_Task requirements_
Take from the records below each line that holds "icon".

_Material provided_

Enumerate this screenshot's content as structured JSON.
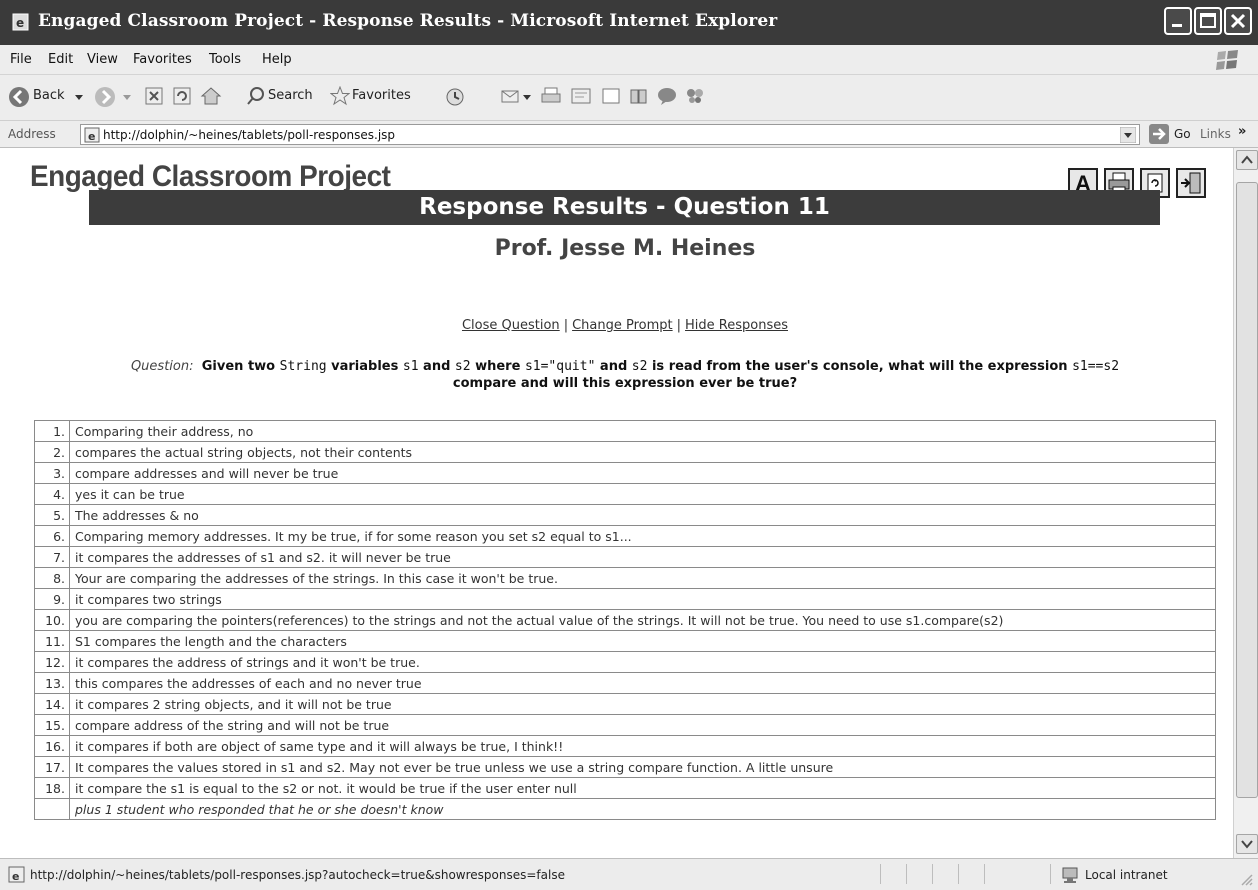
{
  "window": {
    "title": "Engaged Classroom Project - Response Results - Microsoft Internet Explorer"
  },
  "menu": {
    "items": [
      "File",
      "Edit",
      "View",
      "Favorites",
      "Tools",
      "Help"
    ]
  },
  "toolbar": {
    "back_label": "Back",
    "search_label": "Search",
    "favorites_label": "Favorites"
  },
  "address": {
    "label": "Address",
    "url": "http://dolphin/~heines/tablets/poll-responses.jsp",
    "go_label": "Go",
    "links_label": "Links"
  },
  "page": {
    "site_title": "Engaged Classroom Project",
    "tools": [
      "text-size-icon",
      "print-icon",
      "refresh-icon",
      "exit-icon"
    ],
    "banner": "Response Results - Question 11",
    "professor": "Prof. Jesse M. Heines",
    "actions": {
      "close_question": "Close Question",
      "change_prompt": "Change Prompt",
      "hide_responses": "Hide Responses",
      "separator": "|"
    },
    "question": {
      "label": "Question:",
      "text_1": "Given two ",
      "code_1": "String",
      "text_2": " variables ",
      "code_2": "s1",
      "text_3": " and ",
      "code_3": "s2",
      "text_4": " where ",
      "code_4": "s1=\"quit\"",
      "text_5": " and ",
      "code_5": "s2",
      "text_6": " is read from the user's console, what will the expression ",
      "code_6": "s1==s2",
      "text_7": " compare and will this expression ever be true?"
    },
    "responses": [
      {
        "n": "1.",
        "text": "Comparing their address, no"
      },
      {
        "n": "2.",
        "text": "compares the actual string objects, not their contents"
      },
      {
        "n": "3.",
        "text": "compare addresses and will never be true"
      },
      {
        "n": "4.",
        "text": "yes it can be true"
      },
      {
        "n": "5.",
        "text": "The addresses & no"
      },
      {
        "n": "6.",
        "text": "Comparing memory addresses. It my be true, if for some reason you set s2 equal to s1..."
      },
      {
        "n": "7.",
        "text": "it compares the addresses of s1 and s2. it will never be true"
      },
      {
        "n": "8.",
        "text": "Your are comparing the addresses of the strings. In this case it won't be true."
      },
      {
        "n": "9.",
        "text": "it compares two strings"
      },
      {
        "n": "10.",
        "text": "you are comparing the pointers(references) to the strings and not the actual value of the strings. It will not be true. You need to use s1.compare(s2)"
      },
      {
        "n": "11.",
        "text": "S1 compares the length and the characters"
      },
      {
        "n": "12.",
        "text": "it compares the address of strings and it won't be true."
      },
      {
        "n": "13.",
        "text": "this compares the addresses of each and no never true"
      },
      {
        "n": "14.",
        "text": "it compares 2 string objects, and it will not be true"
      },
      {
        "n": "15.",
        "text": "compare address of the string and will not be true"
      },
      {
        "n": "16.",
        "text": "it compares if both are object of same type and it will always be true, I think!!"
      },
      {
        "n": "17.",
        "text": "It compares the values stored in s1 and s2. May not ever be true unless we use a string compare function. A little unsure"
      },
      {
        "n": "18.",
        "text": "it compare the s1 is equal to the s2 or not. it would be true if the user enter null"
      }
    ],
    "dont_know": "plus 1 student who responded that he or she doesn't know"
  },
  "status": {
    "url": "http://dolphin/~heines/tablets/poll-responses.jsp?autocheck=true&showresponses=false",
    "zone": "Local intranet"
  }
}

_Written answer_
      "text-size-icon",
      "print-icon",
      "refresh-icon",
      "exit-icon"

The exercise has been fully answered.